With the COVID-19 pandemic ravaging the world, mass tourism is unlikely within the next year. As such, Formula One is not expected to return to Singapore until 2023 at the earliest, if a new deal is signed. In the span of the next 2 years, the Singapore Government can push out initiatives, encouraging the reduction of use for single-use plastics, and recycling.

When F1 returns, the race can then be used to showcase Singapore’s sustainability efforts. Recycling bins could replace refuse bins on circuit grounds. Concession stands could eliminate, or charge extra for single-use items, with proceeds going to environmental causes. All of this will create positive press for Singapore. While beating the 2025 target, and setting an example for other host cities/venues.


As with “Show me the money”, this point struggles for relevance. Failing to understand the primary purpose of the race.

Favourable tax and business climates have also attracted many of the world’s top business leaders to move here or at least set up family offices in Singapore. That is likely to have more direct influence and impact on Singapore’s economic growth.

Furthermore, since the first Singapore race in 2008, the country has diversified its economy further and brought big-name companies from China, the US and Europe to establish a key regional presence here.

While having the world’s elite congregate here for a weekend of networking does have its attendant benefits, surely Singapore, host to Bloomberg’s New Economy Forum and would-have-been host to the now cancelled World Economic Forum, does not need the F1 to put itself on the radar of the world’s elite anymore.

Home to some of the most recognisable bars and nightclubs in Asia like Regent Hotel’s Manhattan, Parkview Square’s Atlas and Jigger and Pony, that make the annual Asia’s 50 Best Bars, Singapore also arguably no longer needs the F1 race to enliven its image.

Commentary: Singapore’s hosting of F1 Grand Prix – time to reconsider?

Does Singapore require F1 to remain on the World Radar? Certainly. For a small nation-state like Singapore, it is major events that allow it to remain in the limelight. The Singapore Grand Prix, is one such event.

Hosting the Grand Prix in Marina Bay is not done without reason. Marina Bay is a district of the Downtown Core. A historical area, arguably one of the flashiest and most developed parts of Singapore. Marina Bay is one of the newer districts, built upon reclaimed land. Many recent iconic developments exist in this area. From the Marina Bay Sands, the Esplanade, to the Singapore Flyer.

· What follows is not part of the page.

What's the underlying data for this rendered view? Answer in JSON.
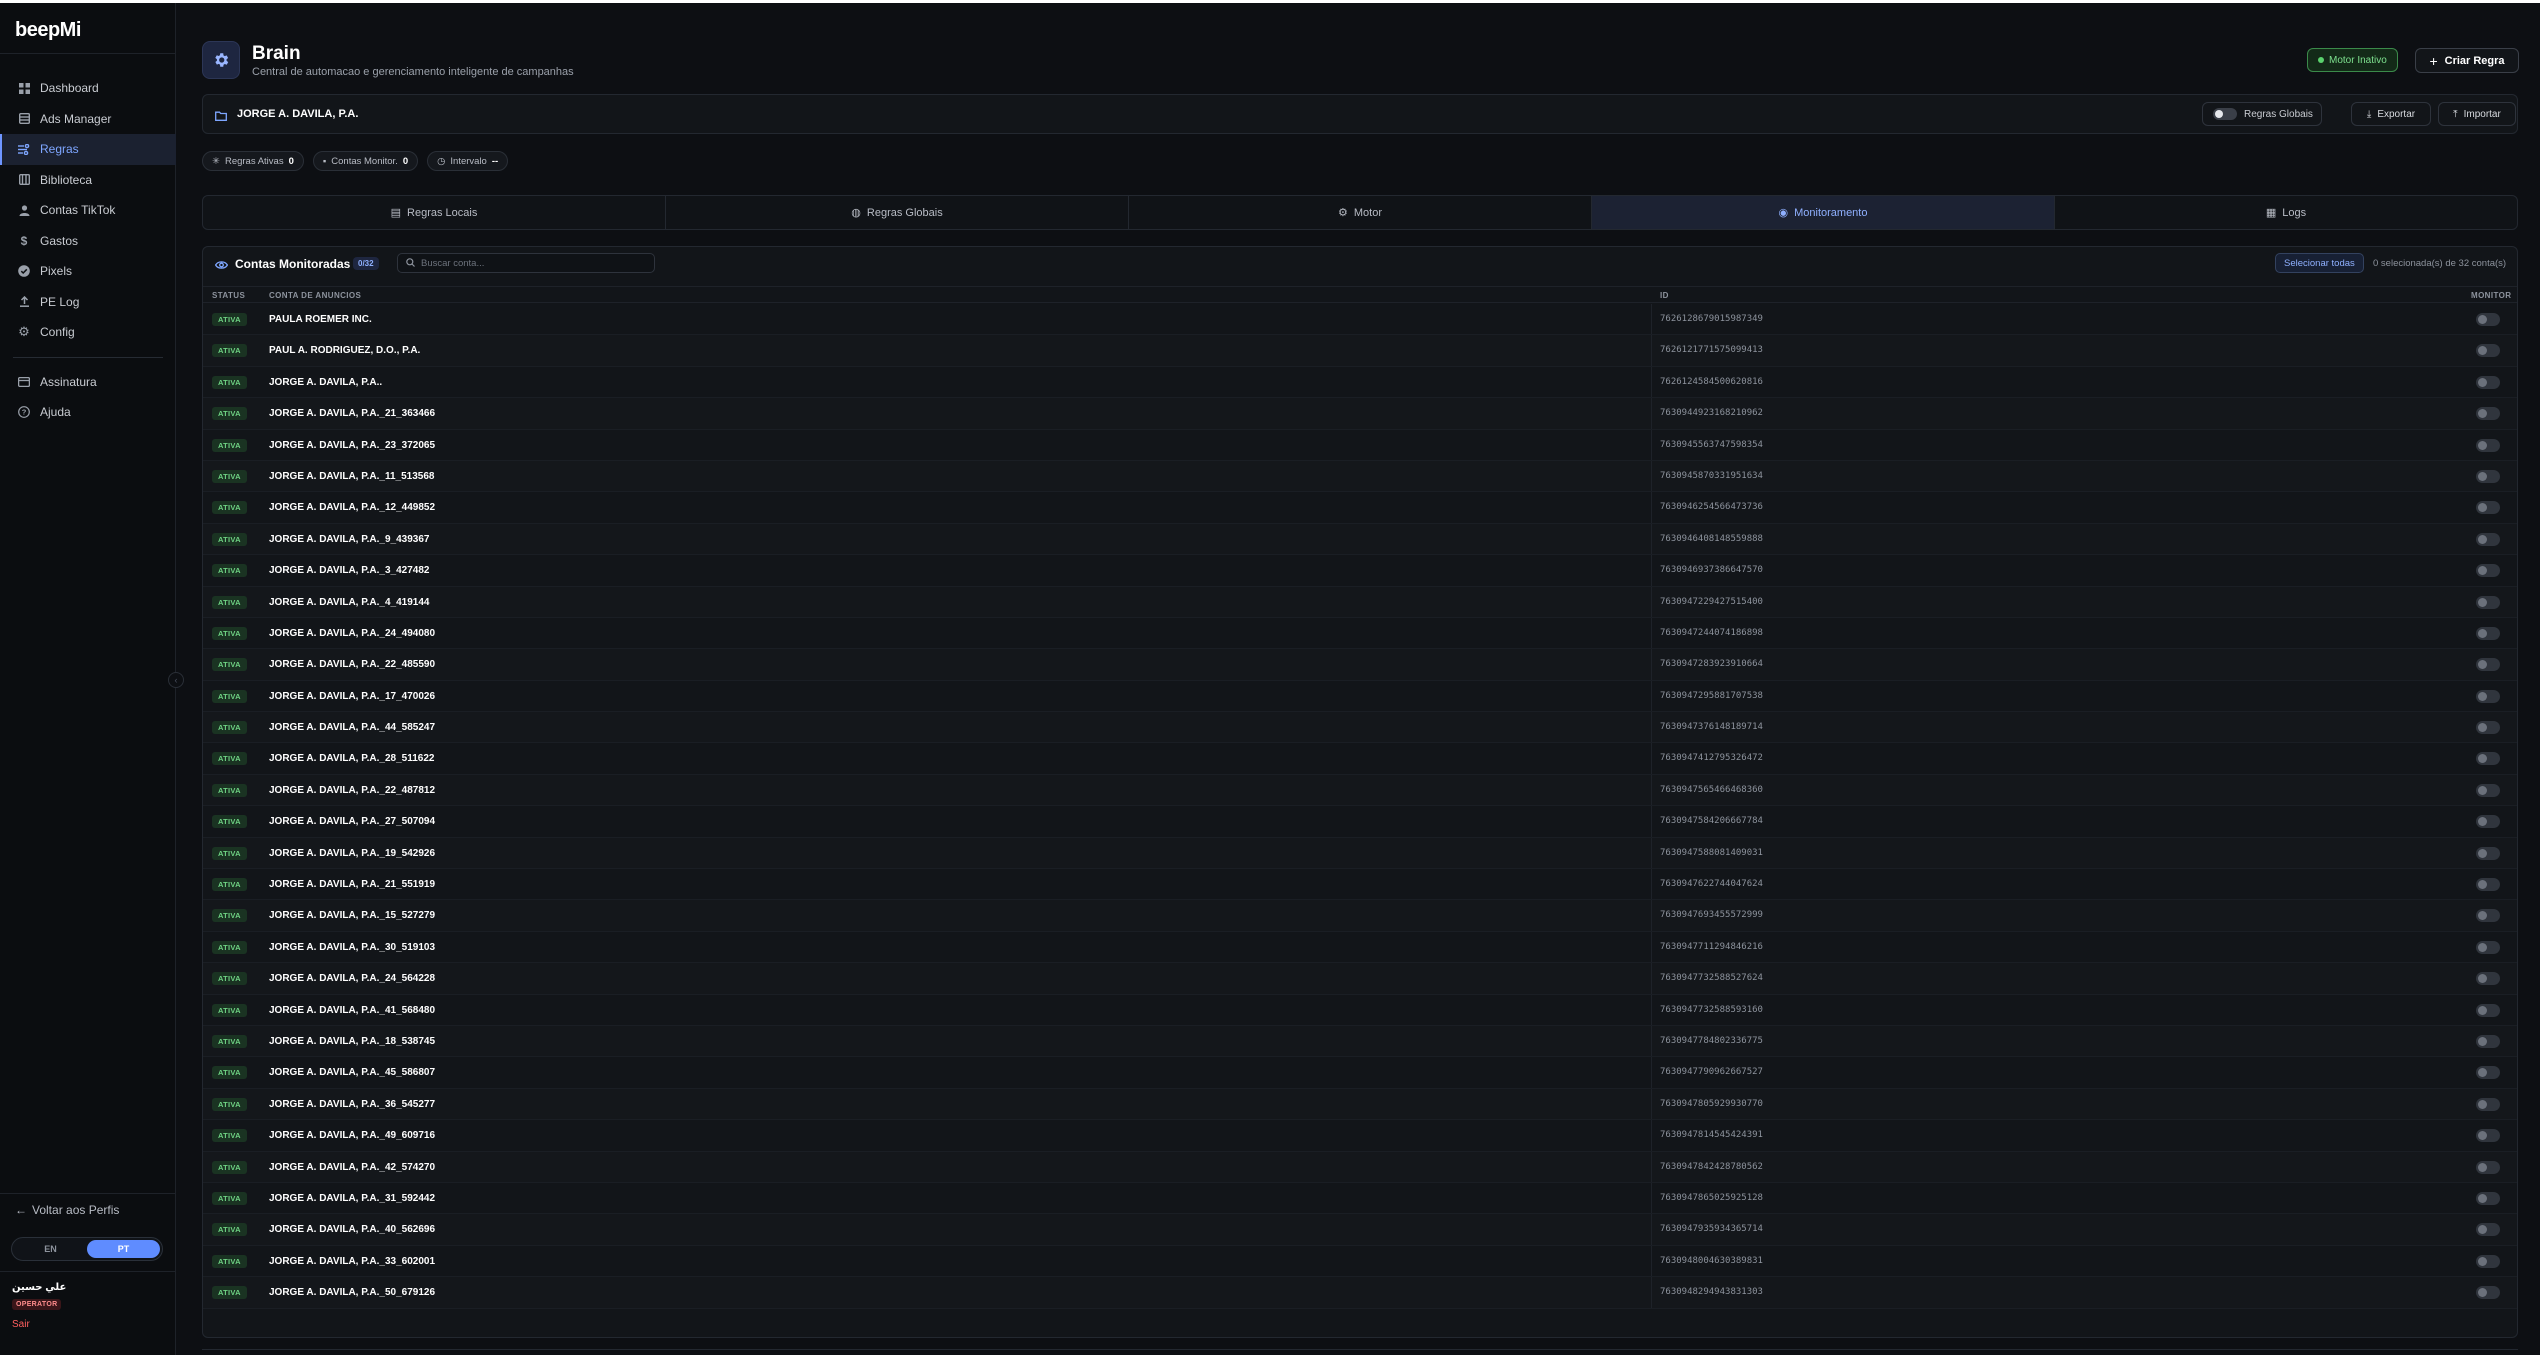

With the shiny skyscrapers and modern hotels, it is easily the best place to hold a race with the aim of showing off your country. Projecting an image of sophistication and modernism on live television. Which would in turn, attract tourists and business travellers to the country on any day, for reasons beyond the Grand Prix.

Leave a Reply

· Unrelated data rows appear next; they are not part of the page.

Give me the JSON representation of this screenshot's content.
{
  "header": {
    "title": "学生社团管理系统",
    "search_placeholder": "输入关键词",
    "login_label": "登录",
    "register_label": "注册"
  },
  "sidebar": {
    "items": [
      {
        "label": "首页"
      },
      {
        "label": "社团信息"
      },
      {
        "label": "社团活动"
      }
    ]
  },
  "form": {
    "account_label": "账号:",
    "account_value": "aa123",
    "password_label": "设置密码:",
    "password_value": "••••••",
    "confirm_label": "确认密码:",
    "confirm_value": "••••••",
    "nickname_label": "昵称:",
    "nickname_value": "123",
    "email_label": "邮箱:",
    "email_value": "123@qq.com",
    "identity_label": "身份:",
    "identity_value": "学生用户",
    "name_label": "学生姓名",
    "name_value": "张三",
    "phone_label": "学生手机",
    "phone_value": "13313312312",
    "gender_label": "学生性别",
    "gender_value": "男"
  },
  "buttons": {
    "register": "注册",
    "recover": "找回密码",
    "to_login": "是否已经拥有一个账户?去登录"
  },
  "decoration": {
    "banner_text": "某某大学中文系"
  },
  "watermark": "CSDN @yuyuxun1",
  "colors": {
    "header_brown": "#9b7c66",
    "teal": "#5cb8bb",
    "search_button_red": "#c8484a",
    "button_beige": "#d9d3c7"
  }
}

Your email address will not be published.

This site uses Akismet to reduce spam. Learn how your comment data is processed.